Above paragraphs contain praise for admiration and passion toward everything that’s right about “DFITW,” but there’s also plenty to dislike and many viewers, and reviewers too, have spoken publicly their harsh negativity. In a more constructive criticism, the first point is that Burkett’s film has no real logical story structure. Why should we care about these characters who trek into the woods, bone like rabbits, and then become lunch meat for an anti-fornication fiend? Secondly, the editing and special effects need firming as some kill scenes felt unnecessarily rushed and prolonged terror scenes didn’t really induce the terror, requiring that edit to break apart the monotony of the scene. The cheaply made creature passes, but the imperfections in the latex, or whatever material it was constructive of, can be clearly captured. Which leads me into the Alfred Hitchcock quote at the beginning of the film, “There is no terror in the bang, only in the anticipation of it.” The anticipation of the creature was sorely absence as much of the film focused on the group and their shenanigans and didn’t give the creature much hype, reducing it to a powerless vessel until rearing that jacked up Ninja Turtle head into the campers’ den.

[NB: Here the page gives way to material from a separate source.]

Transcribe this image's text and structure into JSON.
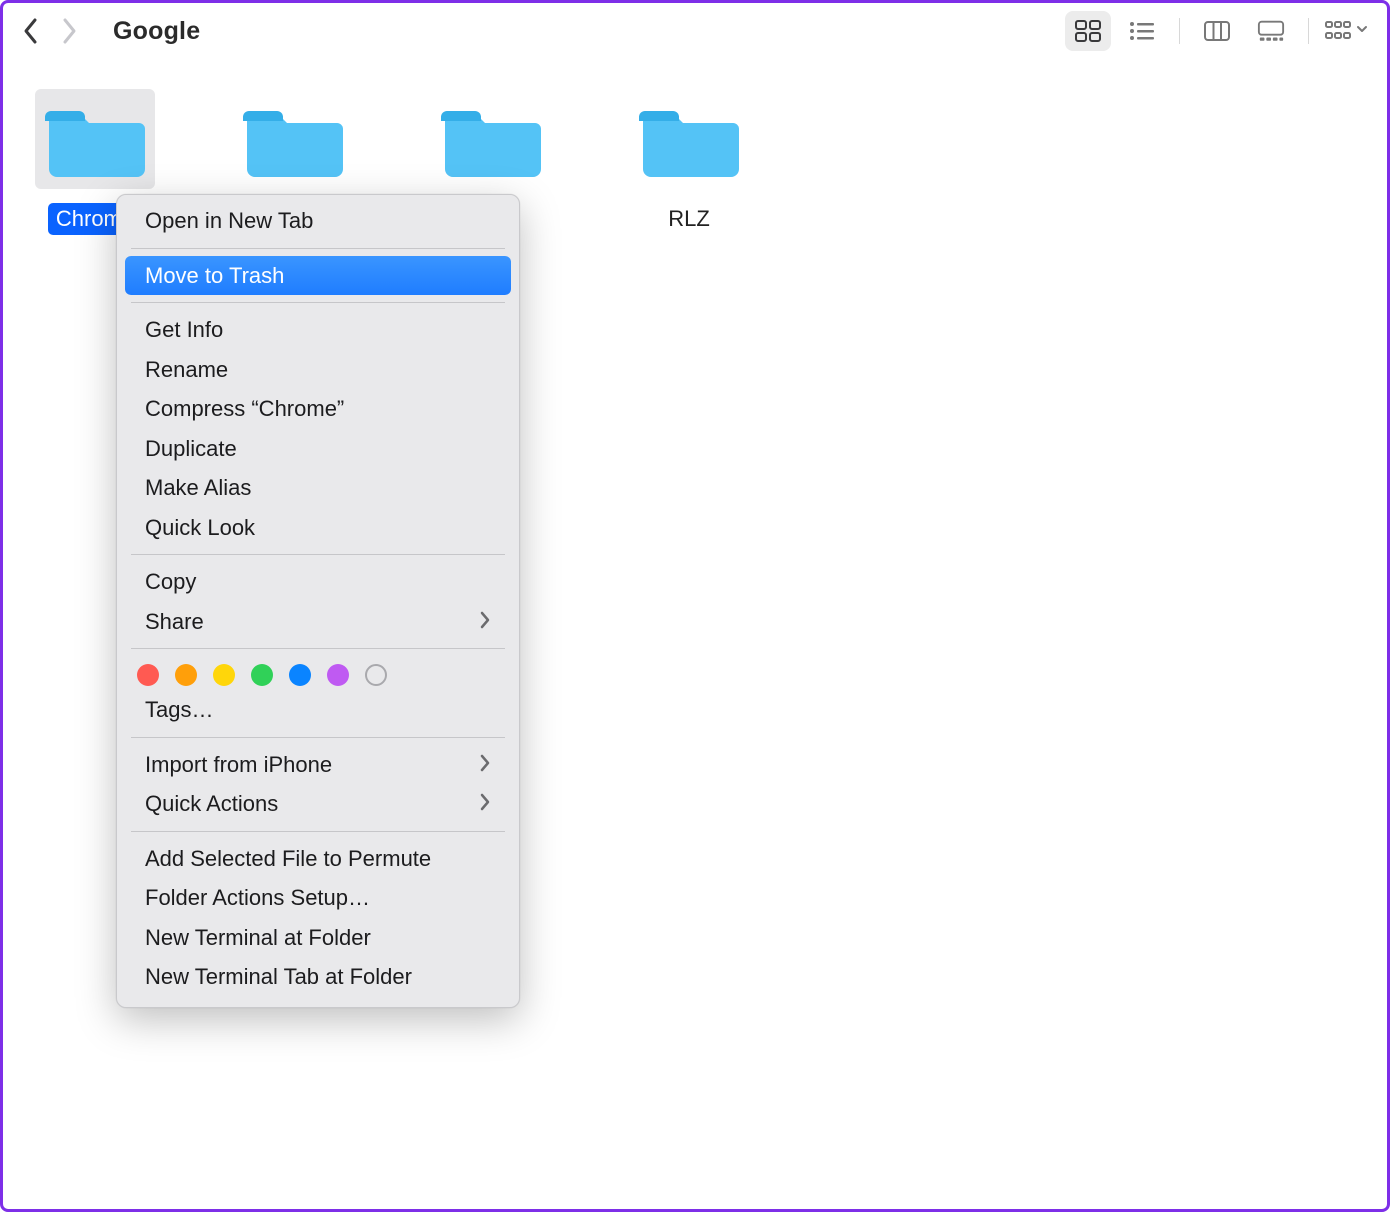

Concept Media and Shawn Burkett’s “Don’t Fuck in the Woods” is a horror homaging and referencing machine, spitting out as much time-honored horror movie no-nos and final-girl conventionalism as one film can, but the story feels hollow inside and doesn’t offer worthwhile character development in neither protagonists or antagonist. Definitely the title, and even the film as a definitive whole, borders that thin line of becoming a ridiculously bad, but very interesting, parody porn, exploiting the rules of the slasher genre and having little-to-no girth of a plot. Roman Jossart’s hilarity, notable “Predator” references and remarks, and the fair amount of fair skin saves this exploitive film from being a total loss and, as well, the overwhelming communal participation and support to have this film see the light of day is absolutely amazing as a title like “Don’t Fuck in the Woods” would financially scare the money bag pants off any potential backer. You can see “Don’t Fuck in the Woods” on Vimeo On Demand by clicking the link below!